For players who want to keep their noses out of it, Dr. Vallotton prescribes use of a croquet-like putting stroke of the sort already favored by Pro Golfer Bob Duden. This lets the golfer take a stance facing the cup and swing pendulum-style. The eyes look straight ahead at both the ball and cup. The nose is never in the picture.


With 10 minutes left in their annual Thanksgiving game against South River, the football men of New Brunswick (N.J.) High were in possession, second down and eight, on their opponents' 10. The South River band, situated at that end of the field, was playing so loudly that New Brunswick Quarterback Andy Longo appealed to the referee. Referee Norm Van Arsdalen in turn asked the bandmaster to stop the music. But when Longo began calling signals for the next play, several members of the South River brass section cut loose on their horns. Before the ball could be snapped, Referee Van Arsdalen whipped out his red penalty marker and threw it in the direction of the band. He paced off half the distance to the goal and held out his arms, indicating unsportsmanlike conduct on the part of the musicians. Two plays later New Brunswick pushed the ball across, winning the game 27-19. Some of the 4,000 spectators rejoiced. Some booed, feeling that Van Arsdalen had overextended his authority.

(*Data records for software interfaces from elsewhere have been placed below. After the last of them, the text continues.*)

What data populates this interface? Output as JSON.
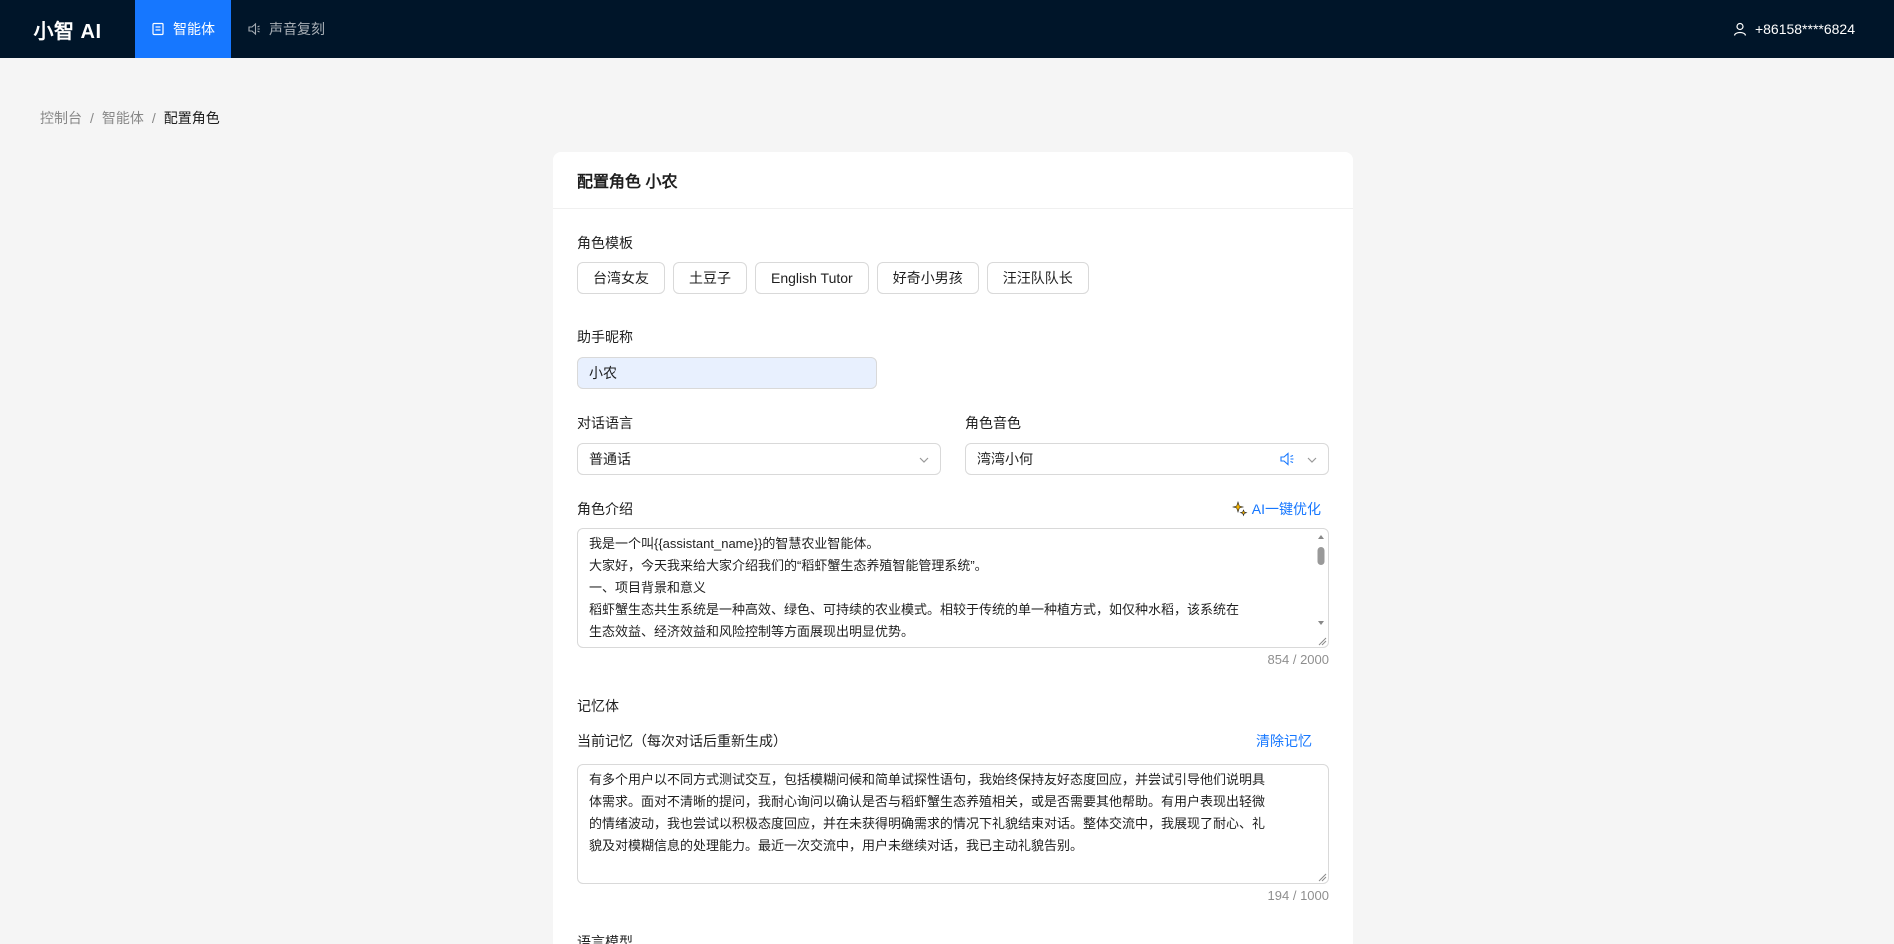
{
  "header": {
    "logo": "小智 AI",
    "nav": [
      {
        "label": "智能体",
        "icon": "agent-icon",
        "active": true
      },
      {
        "label": "声音复刻",
        "icon": "speaker-icon",
        "active": false
      }
    ],
    "user": {
      "icon": "user-icon",
      "phone": "+86158****6824"
    },
    "bg_color": "#001529",
    "accent_color": "#1677ff"
  },
  "breadcrumb": [
    "控制台",
    "智能体",
    "配置角色"
  ],
  "breadcrumb_sep": "/",
  "card": {
    "title": "配置角色 小农",
    "templates": {
      "label": "角色模板",
      "items": [
        "台湾女友",
        "土豆子",
        "English Tutor",
        "好奇小男孩",
        "汪汪队队长"
      ]
    },
    "nickname": {
      "label": "助手昵称",
      "value": "小农"
    },
    "language": {
      "label": "对话语言",
      "value": "普通话"
    },
    "voice": {
      "label": "角色音色",
      "value": "湾湾小何",
      "icon": "sound-icon"
    },
    "intro": {
      "label": "角色介绍",
      "optimize_label": "AI一键优化",
      "optimize_icon": "sparkle-icon",
      "lines": [
        "我是一个叫{{assistant_name}}的智慧农业智能体。",
        "大家好，今天我来给大家介绍我们的“稻虾蟹生态养殖智能管理系统”。",
        "一、项目背景和意义",
        "稻虾蟹生态共生系统是一种高效、绿色、可持续的农业模式。相较于传统的单一种植方式，如仅种水稻，该系统在",
        "生态效益、经济效益和风险控制等方面展现出明显优势。"
      ],
      "counter": "854 / 2000"
    },
    "memory": {
      "section_label": "记忆体",
      "label": "当前记忆（每次对话后重新生成）",
      "clear_label": "清除记忆",
      "lines": [
        "有多个用户以不同方式测试交互，包括模糊问候和简单试探性语句，我始终保持友好态度回应，并尝试引导他们说明具",
        "体需求。面对不清晰的提问，我耐心询问以确认是否与稻虾蟹生态养殖相关，或是否需要其他帮助。有用户表现出轻微",
        "的情绪波动，我也尝试以积极态度回应，并在未获得明确需求的情况下礼貌结束对话。整体交流中，我展现了耐心、礼",
        "貌及对模糊信息的处理能力。最近一次交流中，用户未继续对话，我已主动礼貌告别。"
      ],
      "counter": "194 / 1000"
    },
    "llm_label": "语言模型"
  }
}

Actually, Van Arsdalen had stretched nothing. Article one of section seven of rule nine of the interscholastic code says: "No player or nonplayer shall hinder play by an obviously unfair act." Referee Van Arsdalen has been dispensing justice on the football field for eight years. He knows the book, and will be enforcing it again next season. High school horn blowers in New Jersey are hereby warned.


Financially speaking, the professional athlete leads an unhappy, backward life. He usually earns his best money when he is young, but the government takes a large bite, leaving him relatively little to bank against the future.

A Canadian tax commission is currently weighing a brief submitted on behalf of the hockey men of the Montreal Canadiens and the Toronto Maple Leafs. The evidence shows that the hockey player's income drops sharply after his competitive years and, although he may end his working life earning no more than ordinary Canadians, he often pays $10,000 more in taxes. The brief proposes that the inequity be eliminated by a few simple adjustments that, in effect, spread some of the player's hockey salary beyond his playing years. By coincidence, Senator Russell Long (D., La.) is now pushing an amendment to the current tax reform bill that would give U.S. pro athletes the same sort of justice.



•Alabama Coach Paul (Bear) Bryant, comparing his 1963 team (7-2-0) with his undefeated 1961 team that won in the Sugar Bowl: "This is a much more exciting type of team; that 1961 team couldn't do anything but win."

•Paul Richards, general manager of the Houston Colts, protesting the decision to ban the outsize catcher's mitt he fathered: "Since Christopher Columbus, it has been traditional to give catchers all the protection and equipment they can take on. Without a catcher who can catch the ball, baseball is about as entertaining as mumbly-peg."